The paradoxical slogans of 1984 don’t necessarily allude to a distant dystopian future fiction more than it does the distorted and inverted human condition of the present.
“Freedom is Slavery” has been modernity’s rallying-cry following the era of Thomas Hobbes and John Locke. In spite of their particular differences on the manifestation of “natural liberty”, both presupposed just that — autonomous freedom at birth from all “constraints” including the fundamental ancient notion of “telos” which was completely rejected. In contrast to the innovations of the “Enlightenment” thinkers, the ancient and later Christian medieval philosophers understood human nature to be continuous with the proper order of the natural world requiring self-governance/limitation according to our “telos” for liberty to be cultivated through virtue. Additionally, contrary to the pagans, Christianity recognizes the image of God embedded in human nature justifying equal human dignity. However, the “liberty” of autonomy and the absolute absence of all constraints introduced in the 17th-century, is ultimately slavery.
Consistently, human nature itself becomes a constraint (as the transhumanists now admit) that needs to be subject to conquest. Anticipating a Fourth Industrial Revolution, the biotechnology becomes ever more available for “liberating” humans while ironically becoming increasingly suspect of fundamentally lacking the option about adopting these technologies that become ever-more inevitable and autonomous. All in the name of regulating the exhaustion of our planet—a consequence of 17th-century conceptions of “liberty” itself. In the illusory ambition of becoming “liberated” from all constraints, we find ourselves constrained by necessity and the circumstances of scarcity. On the individual level, when “liberty” is the natural state, not standard, self-limitation ceases to become a necessity. Thus, the enslavement to our own instinctive tribal “natural” desires has no grounds to be objected against (as the postmodernists argue).

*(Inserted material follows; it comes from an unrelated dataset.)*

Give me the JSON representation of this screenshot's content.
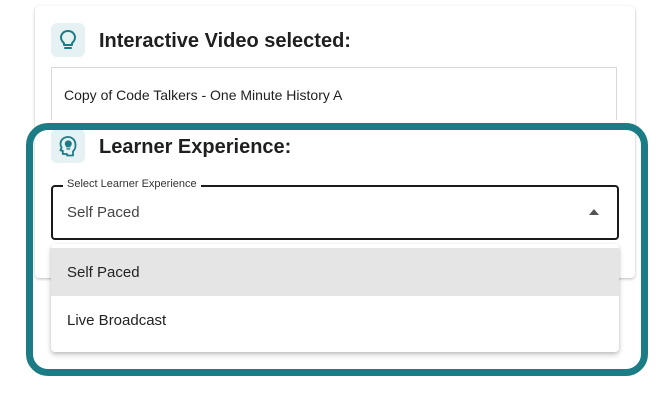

On either plane, we neither have control over the trajectory of the technological world nor the self. Is slavery actually freedom?
For the Christian, liberty is redemption. Saint Dionysius the Areopagite, in-line with the orthodox understanding of creation’s “telos”, beautifully writes:
“Again, the title ‘Righteousness’ is given to God because he assigns what is appropriate to all things; he distributes their due proportion, beauty, rank, arrangement, their proper fitting place and order […] it gives the appropriate and deserved qualities to everything and that it preserves the nature of each being in its due order and power […] This divine Righteousness is also praised as ‘Salvation of the world’ […] redeems everything in accordance with the capacity of things to be saved and it works so that everything may keep within its appropriate virtue. This is why the theologians name it ‘Redemption’ […] bringing back order and arrangement where there is disorder and derangement, making it perfect and liberating it from defects.” (The Divine Names, 896A-897B)